      • In most cases, this kind of standing permission for green OA applies to the text approved by peer review, not to the published edition. To take advantage of this permission, you'll need to put your hands on that version of the text, without any subsequent copy editing, and without the journal's pagination or look-and-feel. Tip for the future: always retain the peer-reviewed manuscript of every article you publish.
      • SHERPA also maintains a shorter list of publishers who give standing permission for authors to deposit the published editions of articles in an OA repository.
    • If your journal or publisher does not give standing permission for green OA, then try one of these strategies.
      • Ask for permission. Many publishers who don't give standing permission will agree to case-by-case requests.
      • Use an author addendum. An author addendum is a proposed revision to the publishing agreement, written by a lawyer, giving the author the right to authorize OA (and sometimes other rights as well). Because it's only a proposed revision, publishers may accept it or reject it.
  • For standing permission to make your future articles OA, without depending on publishers for that permission, work toward a Harvard-style OA policy at your institution.
    • Today eight of Harvard's nine schools have effective OA policies.
    • The Harvard Open Access Project (HOAP) can help you with a policy at your institution. Also see the HOAP guide to good practices for university OA policies. (Disclosure: I write and edit the guide with Stuart Shieber.)
    • Through Harvard-style OA policies, faculty grant the institution non-exclusive rights to their future scholarly articles, including the right to authorize OA through the institutional repository. This assures that faculty may lawfully make their work OA...
      • even when they publish in a non-OA journal,
      • even when the non-OA journal does not give standing permission for green OA,
      • and even when faculty members have not negotiated special access terms or permissions with their publishers.

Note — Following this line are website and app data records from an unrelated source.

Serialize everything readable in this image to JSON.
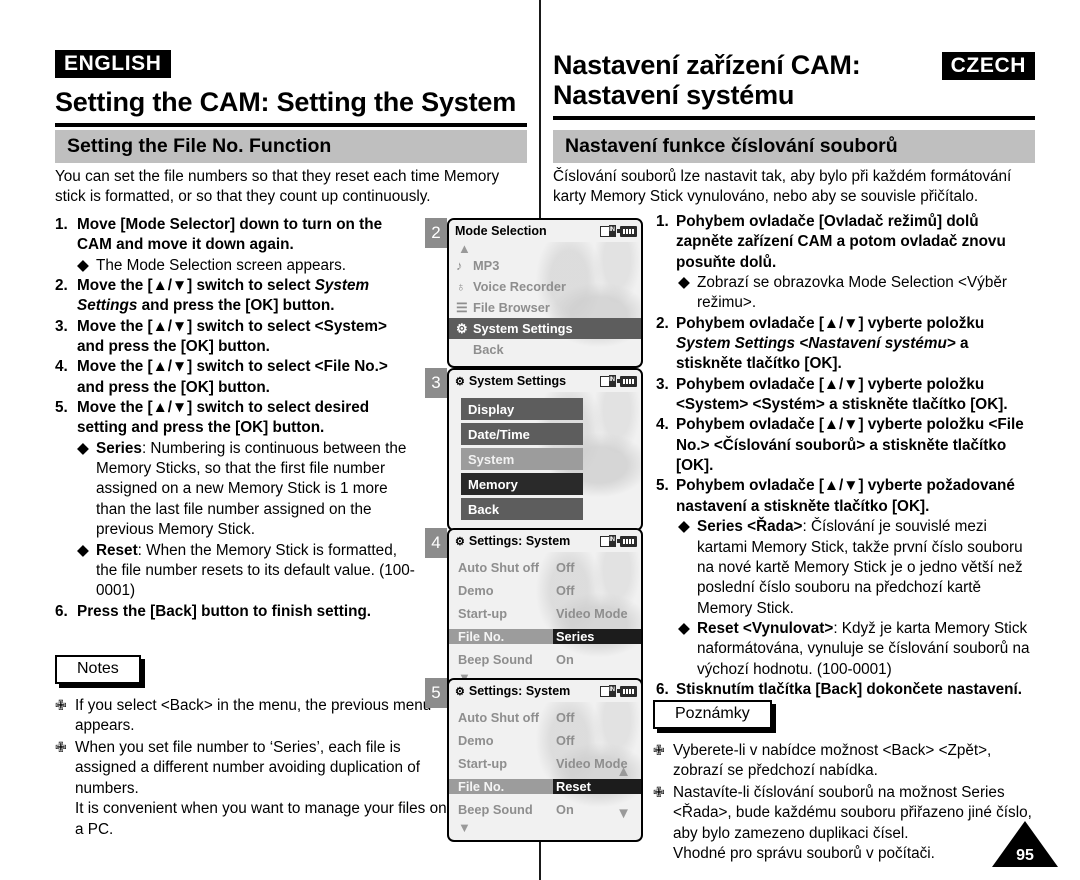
{
  "left": {
    "language_tag": "ENGLISH",
    "title": "Setting the CAM: Setting the System",
    "section_title": "Setting the File No. Function",
    "intro": "You can set the file numbers so that they reset each time Memory stick is formatted, or so that they count up continuously.",
    "steps": [
      {
        "num": "1.",
        "text": "Move [Mode Selector] down to turn on the CAM and move it down again.",
        "bullets": [
          {
            "lead": "",
            "text": "The Mode Selection screen appears."
          }
        ]
      },
      {
        "num": "2.",
        "pre": "Move the [▲/▼] switch to select ",
        "italic": "System Settings",
        "post": " and press the [OK] button.",
        "bullets": []
      },
      {
        "num": "3.",
        "text": "Move the [▲/▼] switch to select <System> and press the [OK] button.",
        "bullets": []
      },
      {
        "num": "4.",
        "text": "Move the [▲/▼] switch to select <File No.> and press the [OK] button.",
        "bullets": []
      },
      {
        "num": "5.",
        "text": "Move the [▲/▼] switch to select desired setting and press the [OK] button.",
        "bullets": [
          {
            "lead": "Series",
            "text": ": Numbering is continuous between the Memory Sticks, so that the first file number assigned on a new Memory Stick is 1 more than the last file number assigned on the previous Memory Stick."
          },
          {
            "lead": "Reset",
            "text": ": When the Memory Stick is formatted, the file number resets to its default value. (100-0001)"
          }
        ]
      },
      {
        "num": "6.",
        "text": "Press the [Back] button to finish setting.",
        "bullets": []
      }
    ],
    "notes_label": "Notes",
    "notes": [
      "If you select <Back> in the menu, the previous menu appears.",
      "When you set file number to ‘Series’, each file is assigned a different number avoiding duplication of numbers.\nIt is convenient when you want to manage your files on a PC."
    ]
  },
  "right": {
    "language_tag": "CZECH",
    "title_line1": "Nastavení zařízení CAM:",
    "title_line2": "Nastavení systému",
    "section_title": "Nastavení funkce číslování souborů",
    "intro": "Číslování souborů lze nastavit tak, aby bylo při každém formátování karty Memory Stick vynulováno, nebo aby se souvisle přičítalo.",
    "steps": [
      {
        "num": "1.",
        "text": "Pohybem ovladače [Ovladač režimů] dolů zapněte zařízení CAM a potom ovladač znovu posuňte dolů.",
        "bullets": [
          {
            "lead": "",
            "text": "Zobrazí se obrazovka Mode Selection <Výběr režimu>."
          }
        ]
      },
      {
        "num": "2.",
        "pre": "Pohybem ovladače [▲/▼] vyberte položku ",
        "italic": "System Settings <Nastavení systému>",
        "post": " a stiskněte tlačítko [OK].",
        "bullets": []
      },
      {
        "num": "3.",
        "text": "Pohybem ovladače [▲/▼] vyberte položku <System> <Systém> a stiskněte tlačítko [OK].",
        "bullets": []
      },
      {
        "num": "4.",
        "text": "Pohybem ovladače [▲/▼] vyberte položku <File No.> <Číslování souborů> a stiskněte tlačítko [OK].",
        "bullets": []
      },
      {
        "num": "5.",
        "text": "Pohybem ovladače [▲/▼] vyberte požadované nastavení a stiskněte tlačítko [OK].",
        "bullets": [
          {
            "lead": "Series <Řada>",
            "text": ": Číslování je souvislé mezi kartami Memory Stick, takže první číslo souboru na nové kartě Memory Stick je o jedno větší než poslední číslo souboru na předchozí kartě Memory Stick."
          },
          {
            "lead": "Reset <Vynulovat>",
            "text": ": Když je karta Memory Stick naformátována, vynuluje se číslování souborů na výchozí hodnotu. (100-0001)"
          }
        ]
      },
      {
        "num": "6.",
        "text": "Stisknutím tlačítka [Back] dokončete nastavení.",
        "bullets": []
      }
    ],
    "notes_label": "Poznámky",
    "notes": [
      "Vyberete-li v nabídce možnost <Back> <Zpět>, zobrazí se předchozí nabídka.",
      "Nastavíte-li číslování souborů na možnost Series <Řada>, bude každému souboru přiřazeno jiné číslo, aby bylo zamezeno duplikaci čísel.\nVhodné pro správu souborů v počítači."
    ]
  },
  "screens": [
    {
      "badge": "2",
      "title": "Mode Selection",
      "icons": [
        "memory-card-icon",
        "battery-icon"
      ],
      "type": "mode-list",
      "has_up_arrow": true,
      "rows": [
        {
          "icon": "music-note-icon",
          "label": "MP3",
          "selected": false
        },
        {
          "icon": "microphone-icon",
          "label": "Voice Recorder",
          "selected": false
        },
        {
          "icon": "document-icon",
          "label": "File Browser",
          "selected": false
        },
        {
          "icon": "system-settings-icon",
          "label": "System Settings",
          "selected": true
        },
        {
          "icon": "",
          "label": "Back",
          "selected": false
        }
      ]
    },
    {
      "badge": "3",
      "title": "System Settings",
      "title_icon": "system-settings-icon",
      "icons": [
        "memory-card-icon",
        "battery-icon"
      ],
      "type": "chip-list",
      "rows": [
        {
          "label": "Display",
          "state": "normal"
        },
        {
          "label": "Date/Time",
          "state": "normal"
        },
        {
          "label": "System",
          "state": "highlight"
        },
        {
          "label": "Memory",
          "state": "dark"
        },
        {
          "label": "Back",
          "state": "normal"
        }
      ]
    },
    {
      "badge": "4",
      "title": "Settings: System",
      "title_icon": "system-settings-icon",
      "icons": [
        "memory-card-icon",
        "battery-icon"
      ],
      "type": "kv-list",
      "has_down_arrow": true,
      "rows": [
        {
          "key": "Auto Shut off",
          "value": "Off",
          "selected": false
        },
        {
          "key": "Demo",
          "value": "Off",
          "selected": false
        },
        {
          "key": "Start-up",
          "value": "Video Mode",
          "selected": false
        },
        {
          "key": "File No.",
          "value": "Series",
          "selected": true
        },
        {
          "key": "Beep Sound",
          "value": "On",
          "selected": false
        }
      ]
    },
    {
      "badge": "5",
      "title": "Settings: System",
      "title_icon": "system-settings-icon",
      "icons": [
        "memory-card-icon",
        "battery-icon"
      ],
      "type": "kv-list",
      "has_down_arrow": true,
      "has_scroll_arrows": true,
      "rows": [
        {
          "key": "Auto Shut off",
          "value": "Off",
          "selected": false
        },
        {
          "key": "Demo",
          "value": "Off",
          "selected": false
        },
        {
          "key": "Start-up",
          "value": "Video Mode",
          "selected": false
        },
        {
          "key": "File No.",
          "value": "Reset",
          "selected": true
        },
        {
          "key": "Beep Sound",
          "value": "On",
          "selected": false
        }
      ]
    }
  ],
  "page_number": "95"
}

Translations of this handout

This handout is also available in Greek (September 2013) and Spanish (January 2014). I welcome other translations.